Her time spent there resulted in the highly anticipated single ‘Shelf Life’. The stunning track narrates Los Angeles’ deepening homelessness crisis. On the surface the City of Angels is a place of celebrities and million dollar mansions, but scratch a bit deeper and you will find the devastating truth which is encompassing so many people’s lives. Karima felt beyond compelled to write about the epidemic and shine light on the reality of the situation, sharing “The music was inspired by the homelessness crisis out in LA. I was just devastated by what I was seeing and the contrast between the rich and poor out there was uncomfortable to see”.
‘Shelf Life’ emits a melancholy warmth through contemplative lyricism and organic instrumentation. Soulful velvet vocals envelop the celestial melodies, delivering an intimate and authentic release. Recorded with artist and producer Tim Carr (Fell Runner), Carr brings the West Coast sonic laziness and beauty that Francis had been searching for. ‘Shelf Life’ takes a step away from Francis’ typical autobiographical songwriting, admitting, “I wanted to try and explore new ideas and context when it comes to writing. I think tone helps with writing also, if you have a beautiful guitar sound that makes you feel a certain way, this can open up new realms in your creativity and expression”.
The visuals for ‘Shelf Life’ feature a day in the life of a homeless man. After Francis and video director Joseph Calhoun explained the concept of the video to the man, he instantly wanted to be a part of it and help raise awareness. The outcome is a personal, poignant and truly captivating insight into the homeless crisis.

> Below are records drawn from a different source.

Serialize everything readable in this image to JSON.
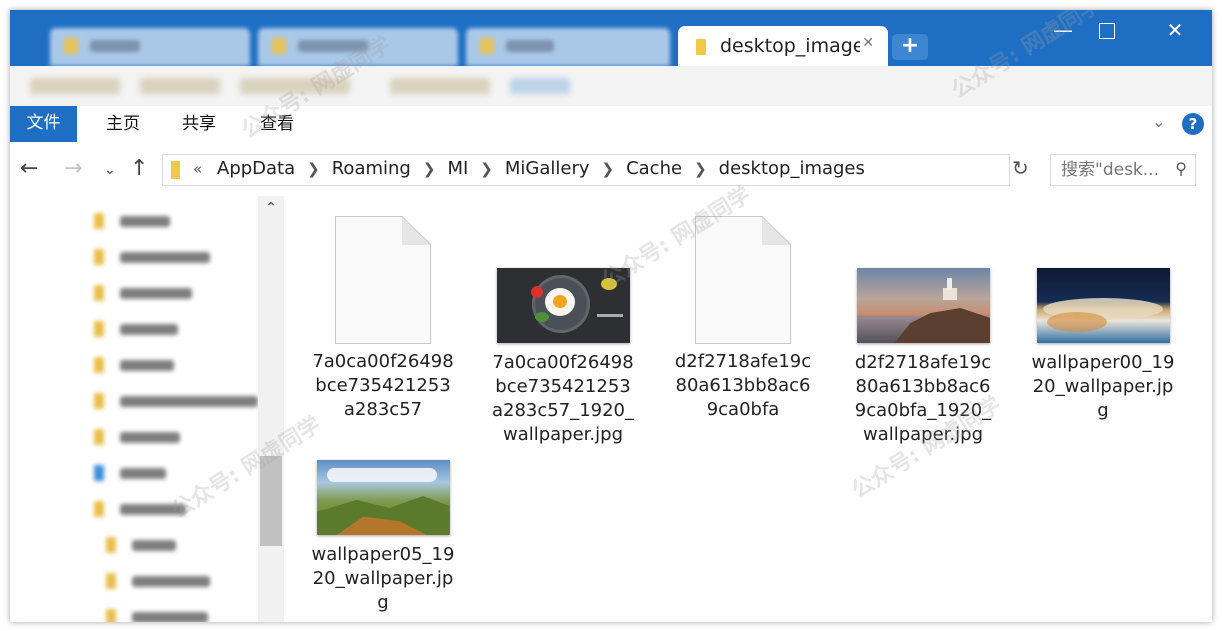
{
  "tabs": {
    "active_label": "desktop_images",
    "new_tab_label": "+"
  },
  "window": {
    "minimize": "—",
    "close": "✕"
  },
  "ribbon": {
    "items": [
      "文件",
      "主页",
      "共享",
      "查看"
    ],
    "help_label": "?"
  },
  "address": {
    "overflow": "«",
    "crumbs": [
      "AppData",
      "Roaming",
      "MI",
      "MiGallery",
      "Cache",
      "desktop_images"
    ]
  },
  "search": {
    "placeholder": "搜索\"desk..."
  },
  "files": [
    {
      "name": "7a0ca00f26498bce735421253a283c57",
      "type": "document",
      "icon": "blank-file-icon"
    },
    {
      "name": "7a0ca00f26498bce735421253a283c57_1920_wallpaper.jpg",
      "type": "image",
      "icon": "food-thumbnail"
    },
    {
      "name": "d2f2718afe19c80a613bb8ac69ca0bfa",
      "type": "document",
      "icon": "blank-file-icon"
    },
    {
      "name": "d2f2718afe19c80a613bb8ac69ca0bfa_1920_wallpaper.jpg",
      "type": "image",
      "icon": "lighthouse-thumbnail"
    },
    {
      "name": "wallpaper00_1920_wallpaper.jpg",
      "type": "image",
      "icon": "aerial-thumbnail"
    },
    {
      "name": "wallpaper05_1920_wallpaper.jpg",
      "type": "image",
      "icon": "landscape-thumbnail"
    }
  ],
  "file_labels": [
    [
      "7a0ca00f26498",
      "bce735421253",
      "a283c57"
    ],
    [
      "7a0ca00f26498",
      "bce735421253",
      "a283c57_1920_",
      "wallpaper.jpg"
    ],
    [
      "d2f2718afe19c",
      "80a613bb8ac6",
      "9ca0bfa"
    ],
    [
      "d2f2718afe19c",
      "80a613bb8ac6",
      "9ca0bfa_1920_",
      "wallpaper.jpg"
    ],
    [
      "wallpaper00_19",
      "20_wallpaper.jp",
      "g"
    ],
    [
      "wallpaper05_19",
      "20_wallpaper.jp",
      "g"
    ]
  ],
  "watermark": "公众号: 网虚同学",
  "colors": {
    "accent": "#1e6fc4",
    "folder": "#f2c84a"
  }
}
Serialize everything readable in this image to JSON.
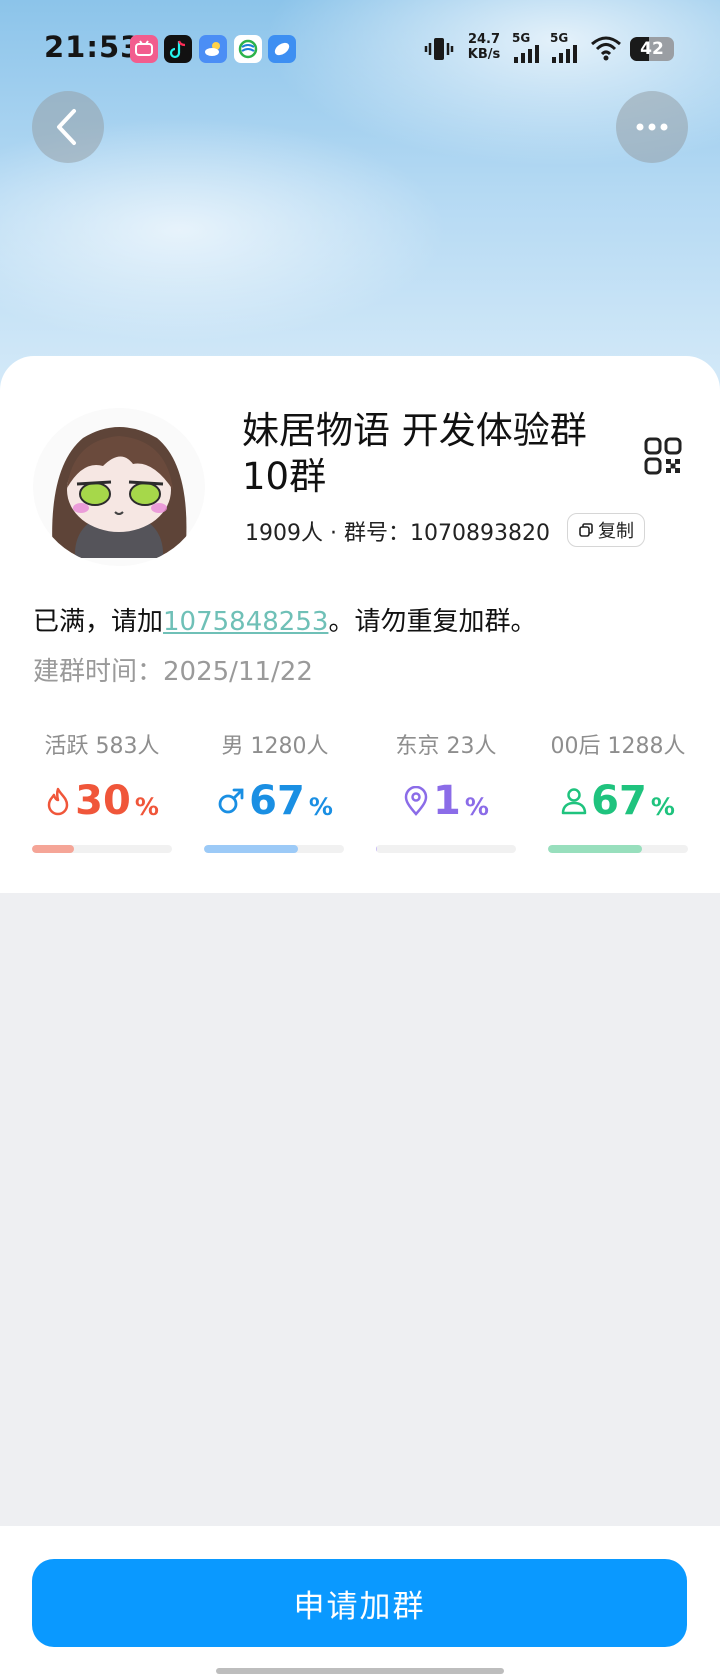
{
  "status_bar": {
    "time": "21:53",
    "net_speed_value": "24.7",
    "net_speed_unit": "KB/s",
    "signal1": "5G",
    "signal2": "5G",
    "battery": "42"
  },
  "group": {
    "name": "妹居物语 开发体验群10群",
    "members": "1909人",
    "id_label": "群号：",
    "id": "1070893820",
    "copy_label": "复制",
    "desc_prefix": "已满，请加",
    "desc_link": "1075848253",
    "desc_suffix": "。请勿重复加群。",
    "created_label": "建群时间：",
    "created_date": "2025/11/22"
  },
  "stats": [
    {
      "label": "活跃 583人",
      "value": "30",
      "unit": "%",
      "fraction": 0.3,
      "color": "#f0563a",
      "bar_color": "#f5a597"
    },
    {
      "label": "男 1280人",
      "value": "67",
      "unit": "%",
      "fraction": 0.67,
      "color": "#1a8fe3",
      "bar_color": "#9ccaf7"
    },
    {
      "label": "东京 23人",
      "value": "1",
      "unit": "%",
      "fraction": 0.01,
      "color": "#8b6ce8",
      "bar_color": "#cbbdf5"
    },
    {
      "label": "00后 1288人",
      "value": "67",
      "unit": "%",
      "fraction": 0.67,
      "color": "#1fc37e",
      "bar_color": "#98dfbd"
    }
  ],
  "join_button": "申请加群"
}
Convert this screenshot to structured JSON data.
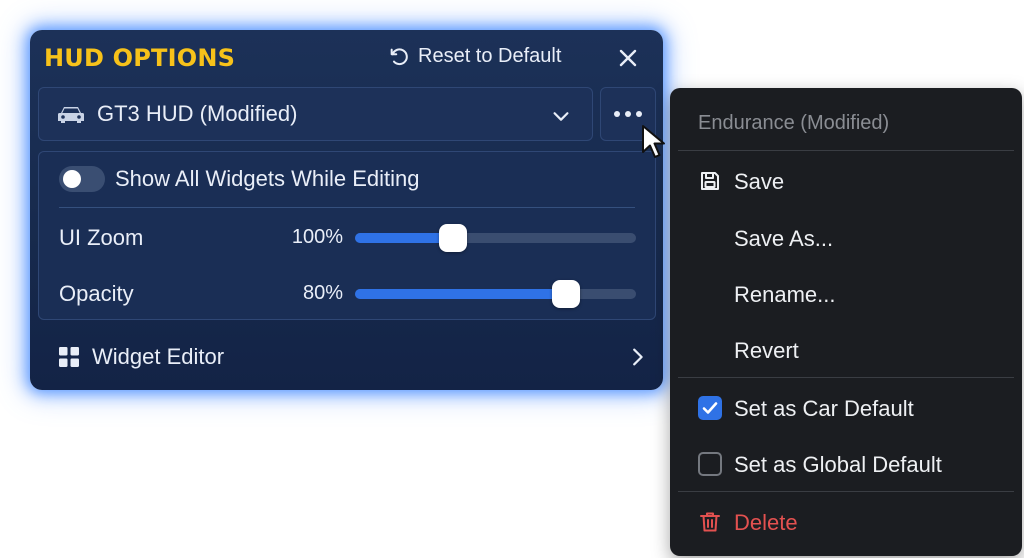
{
  "panel": {
    "title": "HUD OPTIONS",
    "reset_label": "Reset to Default",
    "preset_label": "GT3 HUD (Modified)",
    "toggle_label": "Show All Widgets While Editing",
    "toggle_on": false,
    "sliders": [
      {
        "label": "UI Zoom",
        "value_text": "100%",
        "level": 0.35
      },
      {
        "label": "Opacity",
        "value_text": "80%",
        "level": 0.75
      }
    ],
    "widget_editor_label": "Widget Editor"
  },
  "menu": {
    "header": "Endurance (Modified)",
    "items": [
      {
        "label": "Save",
        "icon": "floppy-disk-icon"
      },
      {
        "label": "Save As..."
      },
      {
        "label": "Rename..."
      },
      {
        "label": "Revert"
      }
    ],
    "checkboxes": [
      {
        "label": "Set as Car Default",
        "checked": true
      },
      {
        "label": "Set as Global Default",
        "checked": false
      }
    ],
    "delete_label": "Delete"
  },
  "colors": {
    "title_accent": "#f7c21a",
    "slider_fill": "#2f72e6",
    "danger": "#e35150",
    "checkbox_checked": "#2f72e6"
  }
}
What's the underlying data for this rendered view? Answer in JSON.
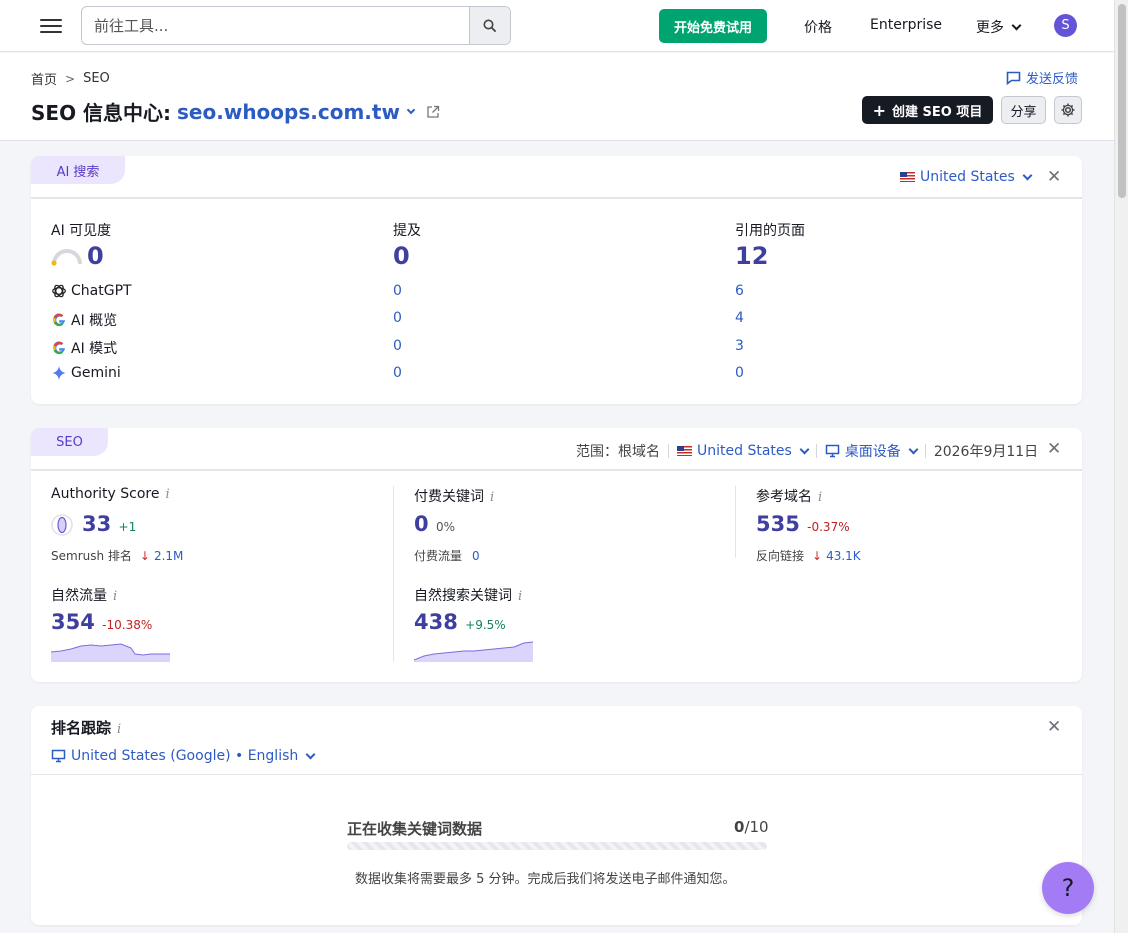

Inspired by the organic sound of analogue audio, Francis was drawn to recording to tape and capturing the essence of the performance through both creatively adept musicians and the finest quality equipment. Her musical influences blend the best of modern day greats such as Sharon Van Etten, The National and Big Thief with old time producers including Berry Gordy (Marvin Gaye) and William Mitchel (Al Green), to create a sound leaning towards indie rock, folk and alternative route. Francis recently studied music production specifically to learn how to use analogue mixing desks with the intention to be more creative in the studio and produce her own music.
Karima Francis is a musician and songwriter hailing from the illuminated seaside resort of Blackpool. Known for her ability to blend haunting melodies with honest lyrics and an alluring ambience, Francis creates entirely captivating music, oozing with emotion and rooted in sentiment.
Taking her first steps into the music industry at only 13 years old, Francis relentlessly taught herself drums and before long progressed to the guitar and songwriting at age 18. Soon after she unveiled the debut release of The Author, which lauded praise from prestigious publications, propelling her into the limelight. Her consequent album’s The Remedy and Black further acknowledged the musician’s profound talent, each time showcasing a denser amalgamation of sounds and textures.